Stringing up passionflower vine
Last December Morningsun Herb Farm in Vacaville, one of my favorite nurseries, had a 50% off sale, and one of the plants I bought was a passionflower hybrid called ‘Blue Eyed Susan’ (Passiflora × ‘Blue Eyed Susan’). I was super excited because the flowers look incredible.
When I bought it, it was just a small thing in a 4-inch pot, and I planted it at the base of one of the front porch posts, behind a clump of ‘Knee High’ echinacea. It took a long time to get started, probably because it was overshadowed by the echinacea during much of the growing season. (I choose this location specifically because I wanted the roots of the passionflower to be shaded by the echinacea so the ground stays relatively cool and moist, conditions Passiflora prefers.)
However, after I trimmed back the echinacea last month, my passionflower went into overdrive, its inquisitive vines extending in all directions. It was time to do something.

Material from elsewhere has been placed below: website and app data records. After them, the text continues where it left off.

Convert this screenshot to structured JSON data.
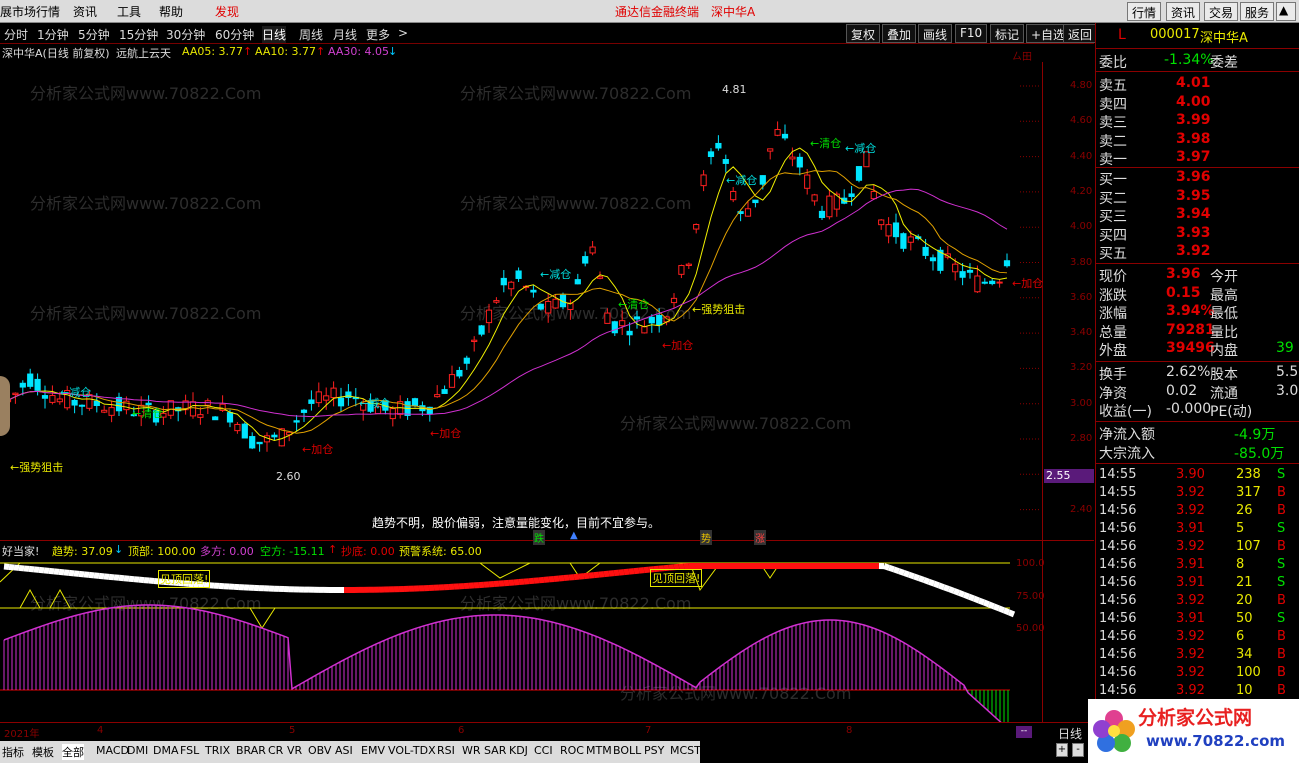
{
  "menu": {
    "items": [
      "展市场行情",
      "资讯",
      "工具",
      "帮助",
      "发现"
    ],
    "title": "通达信金融终端",
    "stock_tag": "深中华A",
    "right_buttons": [
      "行情",
      "资讯",
      "交易",
      "服务"
    ]
  },
  "toolbar": {
    "periods": [
      "分时",
      "1分钟",
      "5分钟",
      "15分钟",
      "30分钟",
      "60分钟",
      "日线",
      "周线",
      "月线",
      "更多"
    ],
    "active": "日线",
    "chevron": ">",
    "actions": [
      "复权",
      "叠加",
      "画线",
      "F10",
      "标记",
      "+自选",
      "返回"
    ]
  },
  "info": {
    "name": "深中华A(日线 前复权)",
    "formula": "远航上云天",
    "ma1": "AA05: 3.77",
    "ma1_arrow": "↑",
    "ma2": "AA10: 3.77",
    "ma2_arrow": "↑",
    "ma3": "AA30: 4.05",
    "ma3_arrow": "↓"
  },
  "main_chart": {
    "y_labels": [
      "4.80",
      "4.60",
      "4.40",
      "4.20",
      "4.00",
      "3.80",
      "3.60",
      "3.40",
      "3.20",
      "3.00",
      "2.80",
      "2.60",
      "2.40"
    ],
    "high_label": "4.81",
    "low_label": "2.60",
    "corner_label": "ㄙ田",
    "cursor_price": "2.55"
  },
  "signals": {
    "qingcang": "←清仓",
    "jiancang": "←减仓",
    "jiacang": "←加仓",
    "qiangshi": "←强势狙击"
  },
  "watermark": "分析家公式网www.70822.Com",
  "message": "趋势不明，股价偏弱，注意量能变化，目前不宜参与。",
  "flags": {
    "die": "跌",
    "up": "▲",
    "shi": "势",
    "zhang": "涨"
  },
  "indicator": {
    "name": "好当家!",
    "trend": "趋势: 37.09",
    "trend_arrow": "↓",
    "top": "顶部: 100.00",
    "bull": "多方: 0.00",
    "bear": "空方: -15.11",
    "bear_arrow": "↑",
    "bottom": "抄底: 0.00",
    "warn": "预警系统: 65.00",
    "y_labels": [
      "100.0",
      "75.00",
      "50.00"
    ],
    "note": "见顶回落!"
  },
  "dates": [
    "2021年",
    "4",
    "5",
    "6",
    "7",
    "8"
  ],
  "quote": {
    "flag": "L",
    "code": "000017",
    "name": "深中华A",
    "weibi_label": "委比",
    "weibi_value": "-1.34%",
    "weicha_label": "委差",
    "sells": [
      {
        "label": "卖五",
        "price": "4.01"
      },
      {
        "label": "卖四",
        "price": "4.00"
      },
      {
        "label": "卖三",
        "price": "3.99"
      },
      {
        "label": "卖二",
        "price": "3.98"
      },
      {
        "label": "卖一",
        "price": "3.97"
      }
    ],
    "buys": [
      {
        "label": "买一",
        "price": "3.96"
      },
      {
        "label": "买二",
        "price": "3.95"
      },
      {
        "label": "买三",
        "price": "3.94"
      },
      {
        "label": "买四",
        "price": "3.93"
      },
      {
        "label": "买五",
        "price": "3.92"
      }
    ],
    "stats": [
      {
        "l": "现价",
        "v": "3.96",
        "r": "今开",
        "rv": ""
      },
      {
        "l": "涨跌",
        "v": "0.15",
        "r": "最高",
        "rv": ""
      },
      {
        "l": "涨幅",
        "v": "3.94%",
        "r": "最低",
        "rv": ""
      },
      {
        "l": "总量",
        "v": "79281",
        "r": "量比",
        "rv": ""
      },
      {
        "l": "外盘",
        "v": "39496",
        "r": "内盘",
        "rv": "39"
      }
    ],
    "stats2": [
      {
        "l": "换手",
        "v": "2.62%",
        "r": "股本",
        "rv": "5.5"
      },
      {
        "l": "净资",
        "v": "0.02",
        "r": "流通",
        "rv": "3.0"
      },
      {
        "l": "收益(一)",
        "v": "-0.000",
        "r": "PE(动)",
        "rv": ""
      }
    ],
    "flows": [
      {
        "l": "净流入额",
        "v": "-4.9万"
      },
      {
        "l": "大宗流入",
        "v": "-85.0万"
      }
    ]
  },
  "ticks": [
    {
      "t": "14:55",
      "p": "3.90",
      "v": "238",
      "s": "S"
    },
    {
      "t": "14:55",
      "p": "3.92",
      "v": "317",
      "s": "B"
    },
    {
      "t": "14:56",
      "p": "3.92",
      "v": "26",
      "s": "B"
    },
    {
      "t": "14:56",
      "p": "3.91",
      "v": "5",
      "s": "S"
    },
    {
      "t": "14:56",
      "p": "3.92",
      "v": "107",
      "s": "B"
    },
    {
      "t": "14:56",
      "p": "3.91",
      "v": "8",
      "s": "S"
    },
    {
      "t": "14:56",
      "p": "3.91",
      "v": "21",
      "s": "S"
    },
    {
      "t": "14:56",
      "p": "3.92",
      "v": "20",
      "s": "B"
    },
    {
      "t": "14:56",
      "p": "3.91",
      "v": "50",
      "s": "S"
    },
    {
      "t": "14:56",
      "p": "3.92",
      "v": "6",
      "s": "B"
    },
    {
      "t": "14:56",
      "p": "3.92",
      "v": "34",
      "s": "B"
    },
    {
      "t": "14:56",
      "p": "3.92",
      "v": "100",
      "s": "B"
    },
    {
      "t": "14:56",
      "p": "3.92",
      "v": "10",
      "s": "B"
    }
  ],
  "bottom": {
    "tabs": [
      "指标",
      "模板",
      "全部",
      "MACD",
      "DMI",
      "DMA",
      "FSL",
      "TRIX",
      "BRAR",
      "CR",
      "VR",
      "OBV",
      "ASI",
      "EMV",
      "VOL-TDX",
      "RSI",
      "WR",
      "SAR",
      "KDJ",
      "CCI",
      "ROC",
      "MTM",
      "BOLL",
      "PSY",
      "MCST"
    ],
    "period": "日线",
    "ctrl": [
      "+",
      "-"
    ]
  },
  "logo": {
    "title": "分析家公式网",
    "url": "www.70822.com"
  }
}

I wanted to create the illusion of the vines climbing up the post and downspout and dangling from the overhanging roof section. Unfortunately, the vines aren’t able attach themselves to the post per se, so I needed to rig up something for them to grab onto.
My solution was very simple. I attached some eye hooks at the bottom of the post and several more above it and ran lengths of sturdy twine. Then I coaxed the vines around the line, hoping they would now know where to go.
I’m not the handiest person in the world, so this isn’t the most elegant solution but I’m hoping it will do. In hindsight, galvanized steel wire like this might have been sturdier and more durable. If anybody has first-hand experience with such an application, please leave a comment below. There’s still time for me to redo my setup if needed :-).
UPDATE NOVEMBER 17, 2013:
Based on the feedback I received, I decided to use something stronger than twine. After going back and forth between white plastic chain (like this) and powder-coated green metal chain, I went for the latter. It is attached using 2 1/8” ceiling hooks—at the bottom to one of the porch posts and at the top to the roof overhang. I think this will be a good solution for many years to come.
Here is the final result: